I’m hard at work on revisions, and am excited for the end of the year—when I can finally share Rhythm of War with you all!
It’s been a dream of ours here at Dragonsteel to get to work with Donato on a piece of epic fantasy art depicting a scene or character from one of Brandon’s books. We were admirers of Donato’s work even before he created the illustration for “Firstborn” on Tor.com, and wow, did he create something beautiful there. So when Brandon came to me with the idea of paintings of all ten Heralds from the Stormlight Archive, the first person that came to both of our minds was Donato.
And again, Donato has knocked this one out of the park. His rendition of Taln (Talenelat’Elin) is gorgeous. It strikes the right balance between realism and symbolism, and gives us a heroic, yet tormented, version of this beloved Herald. We love what Donato has done!
We have several paintings of the Heralds in the works, so this one is likely to appear on the end pages of this book or the next, depending on which Heralds we feel look good together and best represent the themes of the books.
Without spoilers, what can readers look forward to? [In Rhythm of War]
There is a character moment that was one of the pillars of my outline from the very beginning. This scene that I was working on. There were only two or three scenes that were core pillars. My beta readers feel like it landed. There won’t be a moment like this again until Book 7 or 8.
Will we ever get anything from Wit’s point of view? Maybe an interlude?
Each book has an epilogue from Wit’s point of view. You will eventually get his backstory. That’s a three-book series that I’m planning after the Stormlight Archive narrative is done, so I’ve gotta keep moving! I actually think it would be fun some time to write a novel of him telling a story.

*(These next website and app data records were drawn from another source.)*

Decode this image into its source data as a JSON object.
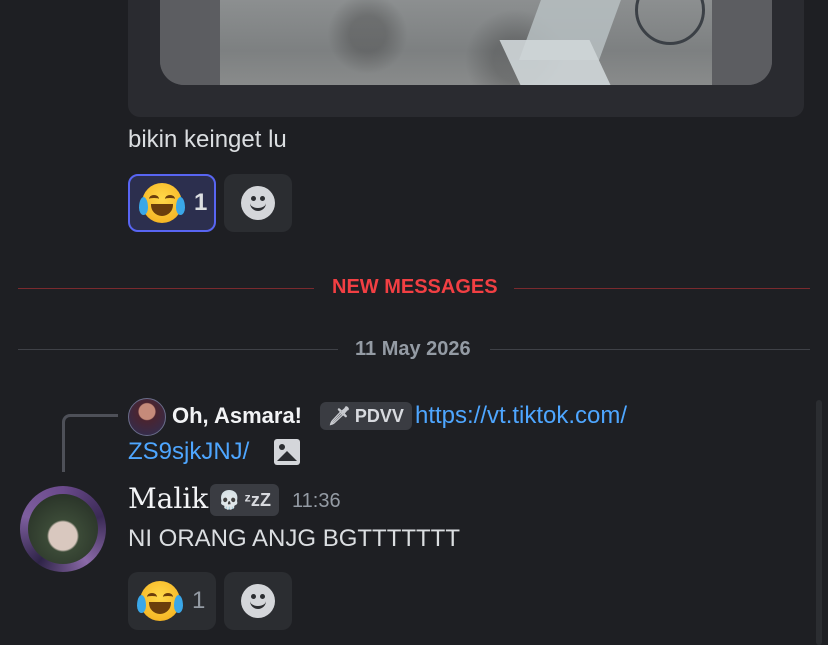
{
  "embed": {
    "image_alt_icon": "photo-thumbnail"
  },
  "message1": {
    "text": "bikin keinget lu",
    "reactions": [
      {
        "emoji": "😂",
        "count": "1",
        "active": true
      }
    ]
  },
  "new_messages_divider": {
    "label": "NEW MESSAGES",
    "color": "#f23f43"
  },
  "date_divider": {
    "label": "11 May 2026"
  },
  "reply": {
    "author": "Oh, Asmara!",
    "tag_icon": "🗡",
    "tag": "PDVV",
    "link_line1": "https://vt.tiktok.com/",
    "link_line2": "ZS9sjkJNJ/",
    "attachment_icon": "image-icon"
  },
  "message2": {
    "author": "Malik",
    "tag_icon": "💀",
    "tag": "ᶻz",
    "tag_suffix": "Z",
    "timestamp": "11:36",
    "text": "NI ORANG ANJG BGTTTTTTT",
    "reactions": [
      {
        "emoji": "😂",
        "count": "1",
        "active": false
      }
    ]
  },
  "colors": {
    "background": "#1e1f23",
    "accent": "#5865f2",
    "link": "#4ea6ff",
    "new_messages": "#f23f43"
  }
}
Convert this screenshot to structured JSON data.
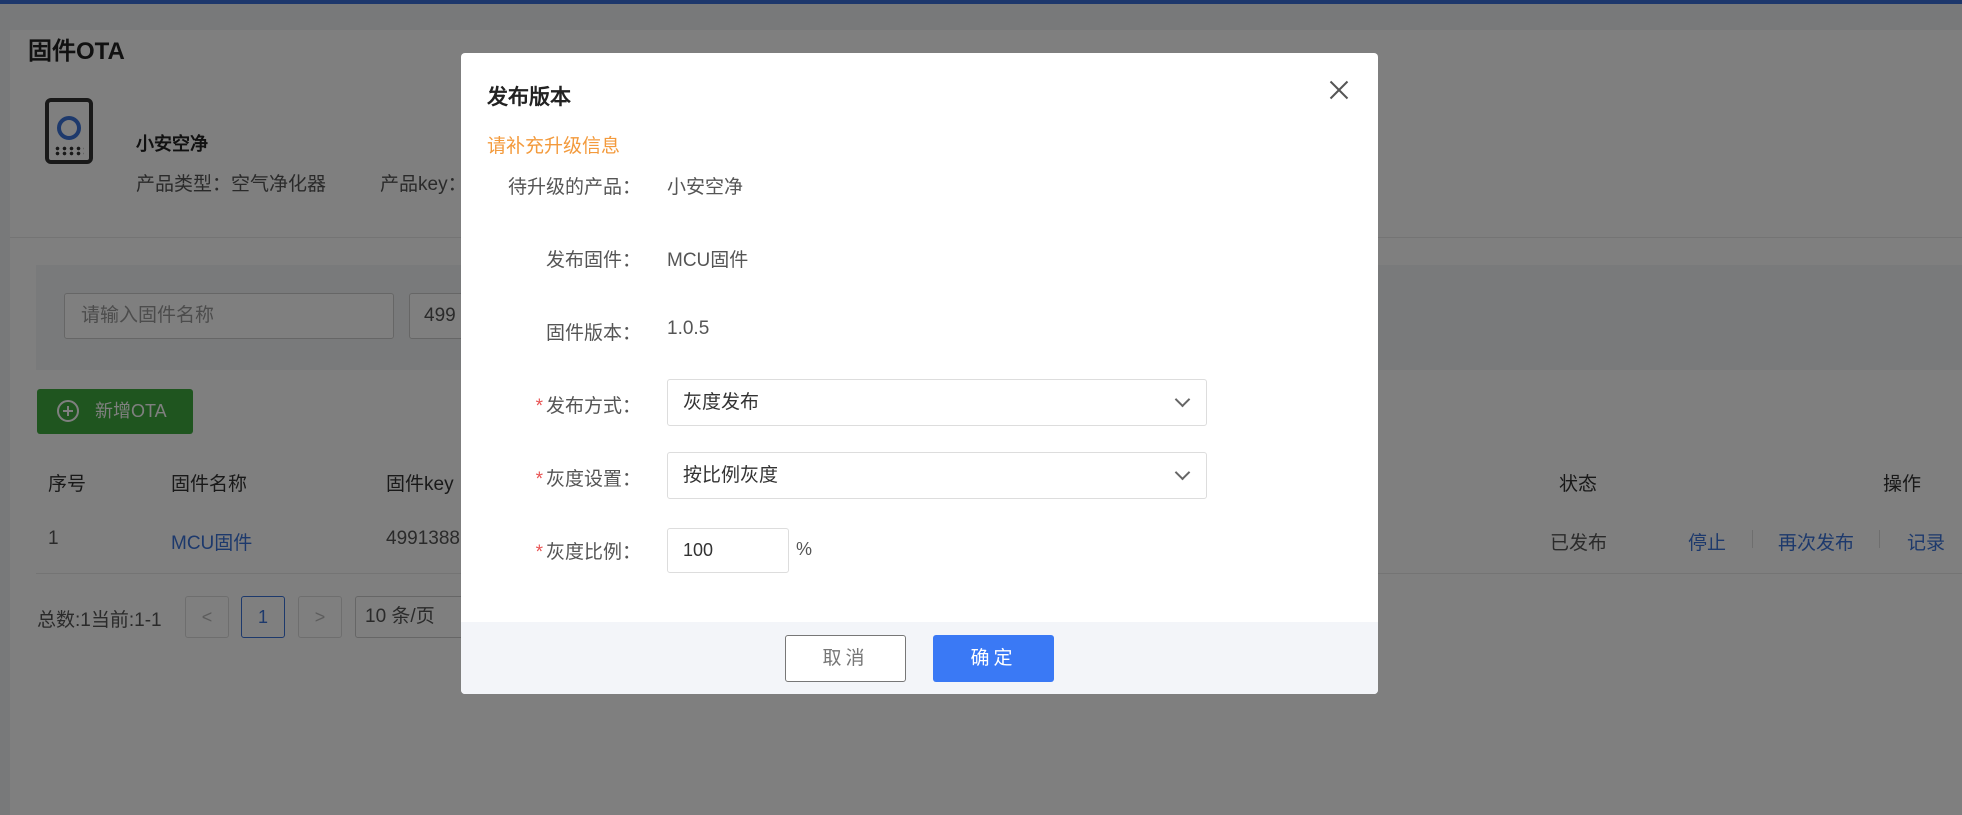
{
  "page": {
    "title": "固件OTA",
    "product": {
      "name": "小安空净",
      "type_label": "产品类型：空气净化器",
      "key_label": "产品key："
    },
    "filters": {
      "firmware_name_placeholder": "请输入固件名称",
      "key_value_partial": "499"
    },
    "add_button_label": "新增OTA",
    "table": {
      "headers": [
        "序号",
        "固件名称",
        "固件key",
        "状态",
        "操作"
      ],
      "rows": [
        {
          "index": "1",
          "name": "MCU固件",
          "key": "4991388",
          "status": "已发布",
          "actions": [
            "停止",
            "再次发布",
            "记录"
          ]
        }
      ]
    },
    "pagination": {
      "summary": "总数:1当前:1-1",
      "prev": "<",
      "current": "1",
      "next": ">",
      "page_size": "10 条/页"
    }
  },
  "modal": {
    "title": "发布版本",
    "notice": "请补充升级信息",
    "fields": {
      "product": {
        "label": "待升级的产品：",
        "value": "小安空净"
      },
      "firmware": {
        "label": "发布固件：",
        "value": "MCU固件"
      },
      "version": {
        "label": "固件版本：",
        "value": "1.0.5"
      },
      "method": {
        "required": "*",
        "label": "发布方式：",
        "value": "灰度发布"
      },
      "gray_setting": {
        "required": "*",
        "label": "灰度设置：",
        "value": "按比例灰度"
      },
      "gray_ratio": {
        "required": "*",
        "label": "灰度比例：",
        "value": "100",
        "unit": "%"
      }
    },
    "cancel_label": "取消",
    "confirm_label": "确定"
  },
  "colors": {
    "accent_blue": "#3a79f5",
    "link_blue": "#3a73d9",
    "add_green": "#3eab3e",
    "notice_orange": "#f39a3c",
    "required_red": "#e85454"
  },
  "icons": [
    "device-icon",
    "plus-circle-icon",
    "close-icon",
    "chevron-down-icon"
  ]
}
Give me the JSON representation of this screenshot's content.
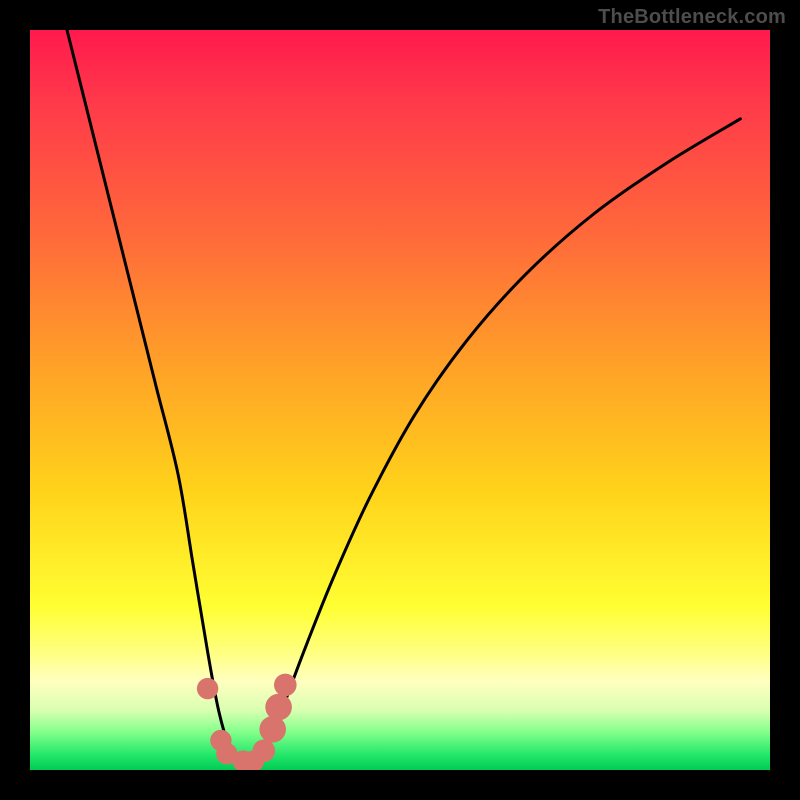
{
  "watermark": "TheBottleneck.com",
  "chart_data": {
    "type": "line",
    "title": "",
    "xlabel": "",
    "ylabel": "",
    "xlim": [
      0,
      100
    ],
    "ylim": [
      0,
      100
    ],
    "series": [
      {
        "name": "bottleneck-curve",
        "x": [
          5,
          8,
          11,
          14,
          17,
          20,
          22,
          24,
          25.5,
          27,
          28.5,
          30,
          32,
          34,
          37,
          41,
          46,
          52,
          59,
          67,
          76,
          86,
          96
        ],
        "y": [
          100,
          88,
          76,
          64,
          52,
          40,
          28,
          16,
          8,
          3,
          1,
          1,
          3,
          8,
          16,
          26,
          37,
          48,
          58,
          67,
          75,
          82,
          88
        ]
      }
    ],
    "markers": [
      {
        "x": 24.0,
        "y": 11.0,
        "r": 1.0
      },
      {
        "x": 25.8,
        "y": 4.0,
        "r": 1.0
      },
      {
        "x": 26.6,
        "y": 2.2,
        "r": 1.0
      },
      {
        "x": 28.8,
        "y": 1.2,
        "r": 1.0
      },
      {
        "x": 30.2,
        "y": 1.2,
        "r": 1.0
      },
      {
        "x": 31.6,
        "y": 2.6,
        "r": 1.1
      },
      {
        "x": 32.8,
        "y": 5.5,
        "r": 1.4
      },
      {
        "x": 33.6,
        "y": 8.5,
        "r": 1.4
      },
      {
        "x": 34.5,
        "y": 11.5,
        "r": 1.1
      }
    ],
    "colors": {
      "curve": "#000000",
      "marker": "#d9746c"
    }
  }
}
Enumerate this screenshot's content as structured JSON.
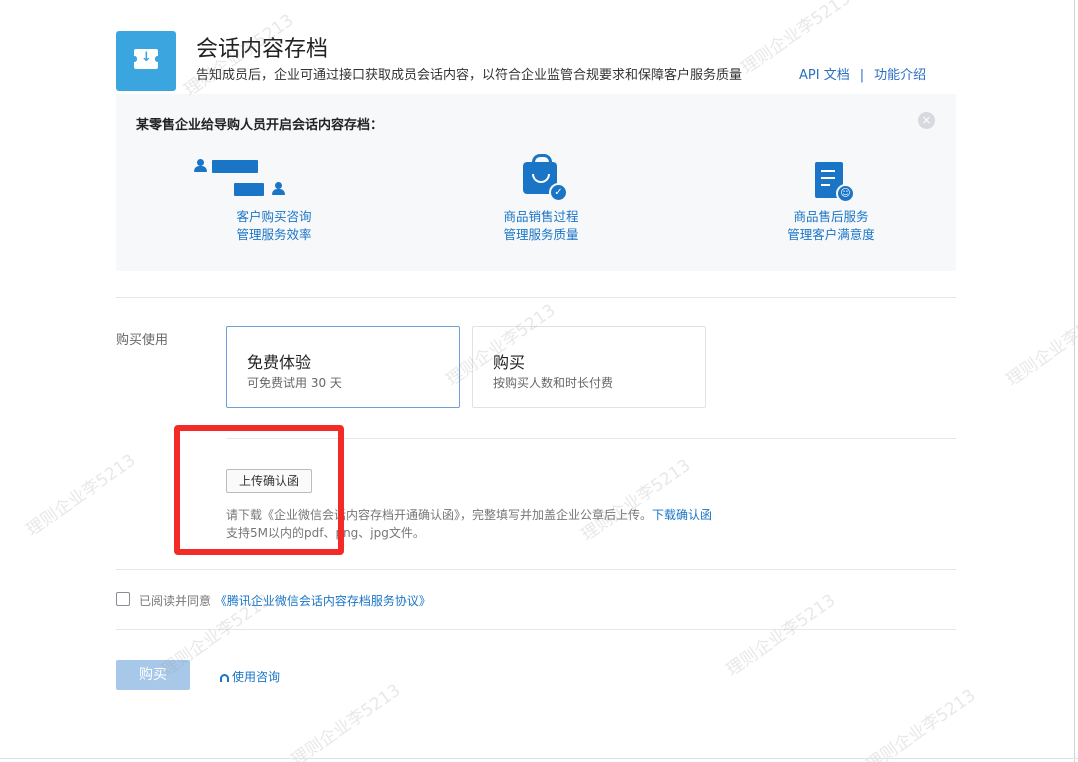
{
  "header": {
    "title": "会话内容存档",
    "description": "告知成员后，企业可通过接口获取成员会话内容，以符合企业监管合规要求和保障客户服务质量",
    "links": [
      "API 文档",
      "功能介绍"
    ],
    "link_separator": "|"
  },
  "intro": {
    "title": "某零售企业给导购人员开启会话内容存档：",
    "close_symbol": "×",
    "features": [
      {
        "line1": "客户购买咨询",
        "line2": "管理服务效率",
        "icon": "chat-people-icon"
      },
      {
        "line1": "商品销售过程",
        "line2": "管理服务质量",
        "icon": "shopping-bag-icon"
      },
      {
        "line1": "商品售后服务",
        "line2": "管理客户满意度",
        "icon": "document-smile-icon"
      }
    ]
  },
  "purchase": {
    "label": "购买使用",
    "options": [
      {
        "title": "免费体验",
        "subtitle": "可免费试用 30 天",
        "selected": true
      },
      {
        "title": "购买",
        "subtitle": "按购买人数和时长付费",
        "selected": false
      }
    ]
  },
  "upload": {
    "button_label": "上传确认函",
    "hint_prefix": "请下载《企业微信会话内容存档开通确认函》，完整填写并加盖企业公章后上传。",
    "hint_link": "下载确认函",
    "note": "支持5M以内的pdf、png、jpg文件。"
  },
  "agreement": {
    "text": "已阅读并同意",
    "link": "《腾讯企业微信会话内容存档服务协议》",
    "checked": false
  },
  "actions": {
    "buy_label": "购买",
    "consult_label": "使用咨询"
  },
  "watermark": "理则企业李5213",
  "colors": {
    "accent": "#1a75c6",
    "app_icon": "#3ba5e0",
    "annotation_box": "#f32a26",
    "buy_disabled": "#a7c8e8"
  }
}
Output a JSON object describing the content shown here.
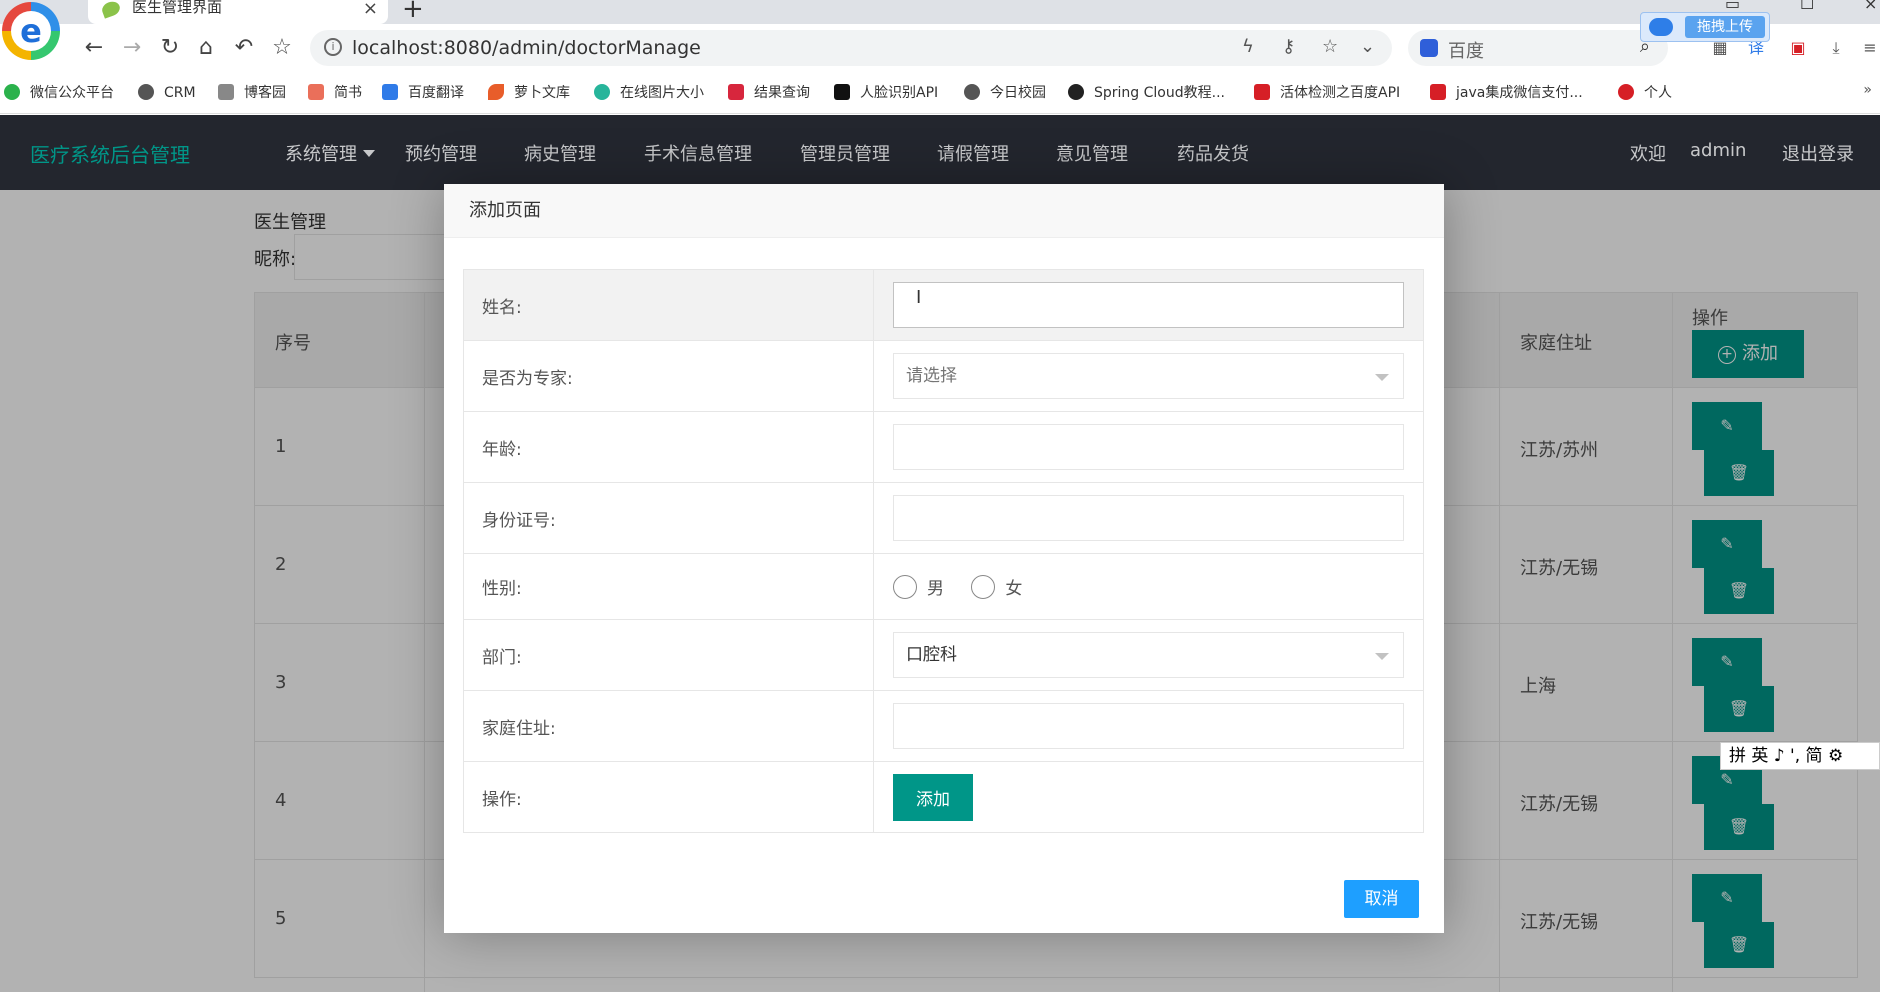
{
  "browser": {
    "tab_title": "医生管理界面",
    "tab_close": "×",
    "new_tab": "+",
    "url": "localhost:8080/admin/doctorManage",
    "search_placeholder": "百度",
    "upload_label": "拖拽上传",
    "logo_letter": "e"
  },
  "bookmarks": [
    {
      "label": "微信公众平台",
      "color": "#2bb24c"
    },
    {
      "label": "CRM",
      "color": "#555555"
    },
    {
      "label": "博客园",
      "color": "#555555"
    },
    {
      "label": "简书",
      "color": "#ea6f5a"
    },
    {
      "label": "百度翻译",
      "color": "#2f7be8"
    },
    {
      "label": "萝卜文库",
      "color": "#e85d2a"
    },
    {
      "label": "在线图片大小",
      "color": "#27b59b"
    },
    {
      "label": "结果查询",
      "color": "#d7263d"
    },
    {
      "label": "人脸识别API",
      "color": "#111111"
    },
    {
      "label": "今日校园",
      "color": "#555555"
    },
    {
      "label": "Spring Cloud教程...",
      "color": "#222222"
    },
    {
      "label": "活体检测之百度API",
      "color": "#d61f26"
    },
    {
      "label": "java集成微信支付...",
      "color": "#d61f26"
    },
    {
      "label": "个人",
      "color": "#d61f26"
    }
  ],
  "bookmarks_more": "»",
  "header": {
    "brand": "医疗系统后台管理",
    "menu": [
      "系统管理",
      "预约管理",
      "病史管理",
      "手术信息管理",
      "管理员管理",
      "请假管理",
      "意见管理",
      "药品发货"
    ],
    "welcome": "欢迎",
    "user": "admin",
    "logout": "退出登录"
  },
  "page": {
    "breadcrumb": "医生管理",
    "filter_label": "昵称:",
    "col_index": "序号",
    "col_address": "家庭住址",
    "col_ops": "操作",
    "add_label": "添加",
    "rows": [
      {
        "num": "1",
        "address": "江苏/苏州"
      },
      {
        "num": "2",
        "address": "江苏/无锡"
      },
      {
        "num": "3",
        "address": "上海"
      },
      {
        "num": "4",
        "address": "江苏/无锡"
      },
      {
        "num": "5",
        "address": "江苏/无锡"
      }
    ]
  },
  "modal": {
    "title": "添加页面",
    "fields": {
      "name": "姓名:",
      "expert": "是否为专家:",
      "expert_placeholder": "请选择",
      "age": "年龄:",
      "id_card": "身份证号:",
      "gender": "性别:",
      "male": "男",
      "female": "女",
      "department": "部门:",
      "department_value": "口腔科",
      "address": "家庭住址:",
      "operation": "操作:"
    },
    "add_button": "添加",
    "cancel_button": "取消"
  },
  "ime": "拼 英 ♪ ', 简 ⚙",
  "colors": {
    "primary": "#009688",
    "header_bg": "#23262e",
    "cancel": "#1e9fff"
  }
}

Writing the climactic sequence of Rhythm of War was the culmination of decades of planning and hoping. “It’s one of the big touchstone moments from when I built the outline all those years ago. When I was first trying to break in, I wrote so many first novels,” he says. “You can’t sell book three of a series if a publisher rejected book one, which meant I was creating all these outlines for huge series I never got to write. Young Brandon wished he could write some of the cool things he’d imagined for later books. This one I actually got to execute, and it was so satisfying. I finally got to a book four.”
Geck O KerrIn Mistborn, where are people getting their metals from? Mining is *never* mentioned. Skaa/workers work in fields and factories etc but mining (atium excluded) is never mentioned. Wouldn't noble houses (particularly in era 2) want to own mines?
Indeed! But most of the best mines were not in the central dominance, so they didn't play as often into the story. You should expect mining all across the land, but do remember that the amount of metal used by allomancers (who are still relatively rare) doesn't really impact how much needs to be mined. Compared to what's needed for industry and the like, the amount used by allomancers just doesn't figure in. And so what is produced in the Final Empire would be similar to what would be in any other nation of their tech level.
As Elantris was getting published, I sat down and did an outline for the Mistborn trilogy (which I expanded to nine books in the middle of that outline" and said, "What if I made this backbone series to the cosmere?" (As I was then kind of officially calling it in my head.) I went to my editor, I pitched it; I talked about Adonalsium, this god who was Shattered long ago, and sixteen individuals took up pieces of that god, the Intents of the god. Like that god's Honor, or that god's sense of entropy (which was called Ruin) or things like this, and then went out into the cosmere and were kind of ruling over these planets, or involved in these planets, or sometimes just lightly touching these planets. The sixteen Shards of Adonalsium, as we call them.